* [Requirement]
Please copy every line below that contains the string "screenshot".

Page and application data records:
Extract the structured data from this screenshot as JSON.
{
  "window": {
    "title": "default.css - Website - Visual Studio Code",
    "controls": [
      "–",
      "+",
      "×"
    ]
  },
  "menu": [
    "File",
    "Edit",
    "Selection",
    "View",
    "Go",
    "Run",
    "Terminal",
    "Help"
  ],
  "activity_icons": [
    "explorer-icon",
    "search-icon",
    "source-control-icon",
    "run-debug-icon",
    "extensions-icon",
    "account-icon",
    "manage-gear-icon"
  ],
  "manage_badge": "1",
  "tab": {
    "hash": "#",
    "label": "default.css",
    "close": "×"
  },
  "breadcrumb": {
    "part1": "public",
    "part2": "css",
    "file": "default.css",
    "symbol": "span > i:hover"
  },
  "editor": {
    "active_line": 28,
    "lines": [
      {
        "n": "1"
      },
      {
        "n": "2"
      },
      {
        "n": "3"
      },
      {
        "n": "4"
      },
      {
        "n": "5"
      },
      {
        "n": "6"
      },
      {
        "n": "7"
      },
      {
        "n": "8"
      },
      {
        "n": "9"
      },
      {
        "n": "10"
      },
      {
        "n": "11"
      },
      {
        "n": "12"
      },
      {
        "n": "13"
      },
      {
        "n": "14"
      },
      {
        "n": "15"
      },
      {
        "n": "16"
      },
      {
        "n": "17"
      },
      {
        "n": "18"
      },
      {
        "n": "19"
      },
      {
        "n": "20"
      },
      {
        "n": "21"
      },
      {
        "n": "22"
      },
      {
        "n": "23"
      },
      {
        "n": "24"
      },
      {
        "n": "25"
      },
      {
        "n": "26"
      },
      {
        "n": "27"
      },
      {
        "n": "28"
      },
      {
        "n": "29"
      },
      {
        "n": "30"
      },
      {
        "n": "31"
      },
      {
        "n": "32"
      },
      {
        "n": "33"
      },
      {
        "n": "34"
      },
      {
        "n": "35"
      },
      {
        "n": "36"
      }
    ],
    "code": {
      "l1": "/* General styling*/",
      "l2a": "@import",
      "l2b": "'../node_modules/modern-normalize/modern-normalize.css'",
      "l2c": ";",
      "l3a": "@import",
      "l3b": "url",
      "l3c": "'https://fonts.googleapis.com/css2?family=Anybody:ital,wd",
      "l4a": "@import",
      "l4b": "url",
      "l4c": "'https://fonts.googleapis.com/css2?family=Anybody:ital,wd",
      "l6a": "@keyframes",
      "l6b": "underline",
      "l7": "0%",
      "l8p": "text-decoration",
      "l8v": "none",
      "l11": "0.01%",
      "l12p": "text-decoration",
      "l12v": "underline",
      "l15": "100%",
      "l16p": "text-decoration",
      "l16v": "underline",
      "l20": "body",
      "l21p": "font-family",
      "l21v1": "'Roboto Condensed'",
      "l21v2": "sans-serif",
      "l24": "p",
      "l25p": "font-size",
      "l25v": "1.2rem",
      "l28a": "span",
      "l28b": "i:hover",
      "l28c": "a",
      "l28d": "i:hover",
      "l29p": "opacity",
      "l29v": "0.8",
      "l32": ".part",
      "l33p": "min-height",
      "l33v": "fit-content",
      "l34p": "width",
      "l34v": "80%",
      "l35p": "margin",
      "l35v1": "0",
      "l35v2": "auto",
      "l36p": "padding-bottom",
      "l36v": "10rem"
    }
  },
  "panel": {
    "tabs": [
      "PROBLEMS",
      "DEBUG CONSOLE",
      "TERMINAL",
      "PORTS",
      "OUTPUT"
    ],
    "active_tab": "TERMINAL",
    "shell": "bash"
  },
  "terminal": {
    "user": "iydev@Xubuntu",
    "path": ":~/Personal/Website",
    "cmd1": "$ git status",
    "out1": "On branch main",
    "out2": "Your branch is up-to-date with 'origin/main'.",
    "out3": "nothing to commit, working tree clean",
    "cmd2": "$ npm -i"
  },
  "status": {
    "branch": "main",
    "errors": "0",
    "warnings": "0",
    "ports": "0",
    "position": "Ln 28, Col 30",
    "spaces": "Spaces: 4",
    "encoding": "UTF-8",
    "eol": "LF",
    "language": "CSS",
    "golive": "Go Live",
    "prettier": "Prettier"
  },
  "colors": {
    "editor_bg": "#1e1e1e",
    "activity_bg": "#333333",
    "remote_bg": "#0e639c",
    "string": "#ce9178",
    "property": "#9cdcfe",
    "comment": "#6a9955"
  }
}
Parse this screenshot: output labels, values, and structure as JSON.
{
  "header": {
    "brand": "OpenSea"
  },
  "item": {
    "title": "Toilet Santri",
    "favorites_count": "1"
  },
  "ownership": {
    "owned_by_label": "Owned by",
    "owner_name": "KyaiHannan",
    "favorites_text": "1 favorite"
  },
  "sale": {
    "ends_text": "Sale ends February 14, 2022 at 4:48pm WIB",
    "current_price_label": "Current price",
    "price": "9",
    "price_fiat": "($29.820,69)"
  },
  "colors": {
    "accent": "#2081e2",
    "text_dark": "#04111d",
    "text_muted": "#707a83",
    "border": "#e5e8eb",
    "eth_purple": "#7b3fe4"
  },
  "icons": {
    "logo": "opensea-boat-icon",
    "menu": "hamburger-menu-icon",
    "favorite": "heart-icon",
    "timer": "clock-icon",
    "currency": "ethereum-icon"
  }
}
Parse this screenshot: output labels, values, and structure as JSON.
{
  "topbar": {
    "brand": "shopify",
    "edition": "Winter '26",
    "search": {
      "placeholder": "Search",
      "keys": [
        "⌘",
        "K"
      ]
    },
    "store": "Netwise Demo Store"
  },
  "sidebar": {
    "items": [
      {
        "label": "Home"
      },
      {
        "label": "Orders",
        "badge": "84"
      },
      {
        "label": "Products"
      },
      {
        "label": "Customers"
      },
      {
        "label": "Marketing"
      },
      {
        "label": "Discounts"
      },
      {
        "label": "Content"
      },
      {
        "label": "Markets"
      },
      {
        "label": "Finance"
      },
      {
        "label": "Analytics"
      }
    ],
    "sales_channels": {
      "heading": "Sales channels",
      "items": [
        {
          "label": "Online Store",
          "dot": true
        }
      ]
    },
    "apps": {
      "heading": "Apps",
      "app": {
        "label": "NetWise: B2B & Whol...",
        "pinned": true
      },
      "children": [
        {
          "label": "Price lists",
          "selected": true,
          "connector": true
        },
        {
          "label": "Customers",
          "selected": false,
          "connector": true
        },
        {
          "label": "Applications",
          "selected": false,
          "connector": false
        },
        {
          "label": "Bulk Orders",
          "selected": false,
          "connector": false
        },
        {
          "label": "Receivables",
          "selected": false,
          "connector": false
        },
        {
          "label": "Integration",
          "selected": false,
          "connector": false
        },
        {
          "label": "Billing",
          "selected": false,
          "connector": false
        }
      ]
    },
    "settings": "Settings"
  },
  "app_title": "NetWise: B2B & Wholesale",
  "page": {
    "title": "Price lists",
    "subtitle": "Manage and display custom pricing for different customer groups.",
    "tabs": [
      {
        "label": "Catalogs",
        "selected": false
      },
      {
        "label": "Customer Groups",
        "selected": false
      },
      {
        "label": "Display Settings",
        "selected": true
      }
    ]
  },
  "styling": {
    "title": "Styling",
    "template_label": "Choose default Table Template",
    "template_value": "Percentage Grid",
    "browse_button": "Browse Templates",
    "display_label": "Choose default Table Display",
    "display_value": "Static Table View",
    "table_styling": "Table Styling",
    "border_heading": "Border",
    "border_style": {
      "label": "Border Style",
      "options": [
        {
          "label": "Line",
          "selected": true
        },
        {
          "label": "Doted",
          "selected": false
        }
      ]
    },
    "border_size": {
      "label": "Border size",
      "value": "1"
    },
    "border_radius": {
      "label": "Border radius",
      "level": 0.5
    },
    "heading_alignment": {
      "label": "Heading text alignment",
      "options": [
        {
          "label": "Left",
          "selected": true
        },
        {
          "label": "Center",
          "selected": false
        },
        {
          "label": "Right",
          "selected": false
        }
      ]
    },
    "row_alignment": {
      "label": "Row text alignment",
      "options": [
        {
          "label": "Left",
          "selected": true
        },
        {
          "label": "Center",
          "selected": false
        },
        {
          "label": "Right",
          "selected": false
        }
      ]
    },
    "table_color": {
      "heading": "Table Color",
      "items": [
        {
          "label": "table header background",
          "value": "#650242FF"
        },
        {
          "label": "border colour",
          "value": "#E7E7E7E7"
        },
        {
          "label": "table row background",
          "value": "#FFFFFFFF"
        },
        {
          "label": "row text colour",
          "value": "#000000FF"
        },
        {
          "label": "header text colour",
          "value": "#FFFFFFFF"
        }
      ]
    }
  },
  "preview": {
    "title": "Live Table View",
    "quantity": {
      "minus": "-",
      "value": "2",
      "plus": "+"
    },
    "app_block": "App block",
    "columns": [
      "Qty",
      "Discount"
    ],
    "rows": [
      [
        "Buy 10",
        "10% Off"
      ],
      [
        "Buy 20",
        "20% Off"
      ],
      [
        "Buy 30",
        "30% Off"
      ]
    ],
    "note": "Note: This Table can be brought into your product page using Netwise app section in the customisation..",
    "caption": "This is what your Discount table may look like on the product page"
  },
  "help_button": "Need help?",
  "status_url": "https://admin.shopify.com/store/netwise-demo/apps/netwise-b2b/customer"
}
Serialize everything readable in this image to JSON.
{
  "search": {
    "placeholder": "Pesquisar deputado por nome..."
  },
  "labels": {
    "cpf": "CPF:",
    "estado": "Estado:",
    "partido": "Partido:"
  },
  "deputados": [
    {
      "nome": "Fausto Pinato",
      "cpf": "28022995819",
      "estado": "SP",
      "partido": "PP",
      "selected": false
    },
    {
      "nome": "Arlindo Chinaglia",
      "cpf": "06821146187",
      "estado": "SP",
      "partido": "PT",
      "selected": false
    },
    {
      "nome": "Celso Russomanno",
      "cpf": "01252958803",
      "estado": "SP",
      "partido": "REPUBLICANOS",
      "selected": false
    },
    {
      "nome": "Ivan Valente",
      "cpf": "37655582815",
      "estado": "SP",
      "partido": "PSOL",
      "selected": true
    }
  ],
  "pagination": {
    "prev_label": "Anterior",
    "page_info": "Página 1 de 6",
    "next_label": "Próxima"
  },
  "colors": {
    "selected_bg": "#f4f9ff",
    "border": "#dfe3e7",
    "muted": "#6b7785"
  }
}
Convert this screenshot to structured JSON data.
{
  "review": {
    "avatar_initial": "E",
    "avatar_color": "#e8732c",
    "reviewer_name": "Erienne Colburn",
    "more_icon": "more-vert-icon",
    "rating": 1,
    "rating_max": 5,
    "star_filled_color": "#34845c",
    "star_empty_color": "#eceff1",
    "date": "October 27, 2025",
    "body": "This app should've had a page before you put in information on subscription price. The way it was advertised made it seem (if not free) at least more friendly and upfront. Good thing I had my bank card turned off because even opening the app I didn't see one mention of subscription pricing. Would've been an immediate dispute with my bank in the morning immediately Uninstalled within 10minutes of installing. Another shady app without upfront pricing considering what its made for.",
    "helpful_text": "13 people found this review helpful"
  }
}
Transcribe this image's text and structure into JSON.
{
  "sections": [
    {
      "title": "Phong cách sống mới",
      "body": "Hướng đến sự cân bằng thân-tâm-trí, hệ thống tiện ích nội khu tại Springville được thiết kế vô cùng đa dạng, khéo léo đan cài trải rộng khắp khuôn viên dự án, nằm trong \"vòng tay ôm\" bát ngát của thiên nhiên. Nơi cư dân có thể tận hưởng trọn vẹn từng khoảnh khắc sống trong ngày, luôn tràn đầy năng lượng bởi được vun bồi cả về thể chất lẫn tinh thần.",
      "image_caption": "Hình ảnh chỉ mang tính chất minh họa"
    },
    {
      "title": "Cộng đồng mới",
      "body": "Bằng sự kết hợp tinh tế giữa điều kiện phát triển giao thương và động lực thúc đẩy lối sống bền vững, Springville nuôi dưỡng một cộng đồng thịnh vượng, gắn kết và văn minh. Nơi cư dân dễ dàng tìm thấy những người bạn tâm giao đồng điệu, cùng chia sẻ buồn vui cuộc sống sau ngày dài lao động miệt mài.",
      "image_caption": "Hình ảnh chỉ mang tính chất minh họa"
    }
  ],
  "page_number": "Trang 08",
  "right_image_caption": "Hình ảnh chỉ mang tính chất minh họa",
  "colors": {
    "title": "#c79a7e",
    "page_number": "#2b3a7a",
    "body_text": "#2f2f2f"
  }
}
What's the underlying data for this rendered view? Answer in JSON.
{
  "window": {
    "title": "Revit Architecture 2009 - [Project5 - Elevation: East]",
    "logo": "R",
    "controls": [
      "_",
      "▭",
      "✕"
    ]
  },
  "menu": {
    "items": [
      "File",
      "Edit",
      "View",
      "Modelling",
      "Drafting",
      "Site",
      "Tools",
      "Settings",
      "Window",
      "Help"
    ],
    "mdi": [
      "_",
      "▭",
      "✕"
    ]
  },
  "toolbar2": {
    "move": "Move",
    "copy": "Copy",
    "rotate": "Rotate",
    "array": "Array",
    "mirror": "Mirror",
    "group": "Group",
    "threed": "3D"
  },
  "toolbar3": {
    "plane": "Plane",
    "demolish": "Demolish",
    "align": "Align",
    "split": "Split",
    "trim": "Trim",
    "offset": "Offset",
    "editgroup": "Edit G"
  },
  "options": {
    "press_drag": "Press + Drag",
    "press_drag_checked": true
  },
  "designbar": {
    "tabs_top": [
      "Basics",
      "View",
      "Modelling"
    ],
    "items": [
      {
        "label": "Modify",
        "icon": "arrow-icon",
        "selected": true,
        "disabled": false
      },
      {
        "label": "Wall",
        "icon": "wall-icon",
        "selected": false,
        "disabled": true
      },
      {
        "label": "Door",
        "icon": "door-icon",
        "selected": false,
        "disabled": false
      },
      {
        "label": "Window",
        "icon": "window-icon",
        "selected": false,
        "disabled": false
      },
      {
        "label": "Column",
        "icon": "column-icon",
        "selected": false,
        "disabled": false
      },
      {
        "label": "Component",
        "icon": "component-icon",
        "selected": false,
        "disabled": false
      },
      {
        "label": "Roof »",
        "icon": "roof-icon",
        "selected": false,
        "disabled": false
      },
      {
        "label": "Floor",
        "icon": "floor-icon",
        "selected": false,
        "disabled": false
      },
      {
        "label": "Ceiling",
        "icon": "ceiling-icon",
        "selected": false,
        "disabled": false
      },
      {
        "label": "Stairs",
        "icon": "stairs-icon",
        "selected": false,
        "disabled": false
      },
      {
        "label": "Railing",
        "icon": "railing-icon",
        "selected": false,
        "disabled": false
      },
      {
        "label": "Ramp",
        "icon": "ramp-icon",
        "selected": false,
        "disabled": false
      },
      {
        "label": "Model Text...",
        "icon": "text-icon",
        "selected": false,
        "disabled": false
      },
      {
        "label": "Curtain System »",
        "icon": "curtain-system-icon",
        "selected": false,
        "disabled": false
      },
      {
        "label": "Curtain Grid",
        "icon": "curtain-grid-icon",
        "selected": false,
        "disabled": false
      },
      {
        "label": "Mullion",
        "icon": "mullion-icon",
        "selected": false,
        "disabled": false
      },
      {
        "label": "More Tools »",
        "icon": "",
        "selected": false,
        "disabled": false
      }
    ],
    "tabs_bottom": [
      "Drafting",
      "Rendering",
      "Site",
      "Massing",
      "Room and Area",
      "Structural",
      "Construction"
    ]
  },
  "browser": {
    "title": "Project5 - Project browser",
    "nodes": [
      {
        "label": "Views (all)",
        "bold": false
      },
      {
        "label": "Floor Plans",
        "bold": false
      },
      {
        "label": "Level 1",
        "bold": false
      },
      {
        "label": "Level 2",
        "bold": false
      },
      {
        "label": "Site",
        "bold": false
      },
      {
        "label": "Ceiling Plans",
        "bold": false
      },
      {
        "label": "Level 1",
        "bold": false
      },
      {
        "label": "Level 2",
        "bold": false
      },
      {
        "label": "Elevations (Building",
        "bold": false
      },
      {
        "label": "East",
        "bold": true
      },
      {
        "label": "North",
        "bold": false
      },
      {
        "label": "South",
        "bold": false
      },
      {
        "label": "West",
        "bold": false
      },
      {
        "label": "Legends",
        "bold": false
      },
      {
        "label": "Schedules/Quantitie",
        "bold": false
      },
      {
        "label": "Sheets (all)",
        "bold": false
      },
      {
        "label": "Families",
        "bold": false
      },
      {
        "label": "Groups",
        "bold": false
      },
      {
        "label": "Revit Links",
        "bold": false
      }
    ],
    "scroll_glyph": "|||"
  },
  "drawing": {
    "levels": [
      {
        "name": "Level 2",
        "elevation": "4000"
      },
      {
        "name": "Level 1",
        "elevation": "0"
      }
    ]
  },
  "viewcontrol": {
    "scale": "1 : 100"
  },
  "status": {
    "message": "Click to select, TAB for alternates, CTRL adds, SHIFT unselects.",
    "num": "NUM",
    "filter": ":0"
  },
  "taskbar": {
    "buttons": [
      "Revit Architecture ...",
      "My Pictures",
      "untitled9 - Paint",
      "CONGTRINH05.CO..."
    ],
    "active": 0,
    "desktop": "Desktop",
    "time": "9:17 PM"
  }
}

* [Result of this exercise]
Extract the structured data from this screenshot as JSON.
Parse this screenshot: output labels, values, and structure as JSON.
Parse this screenshot: output labels, values, and structure as JSON.
Convert this screenshot to structured JSON data.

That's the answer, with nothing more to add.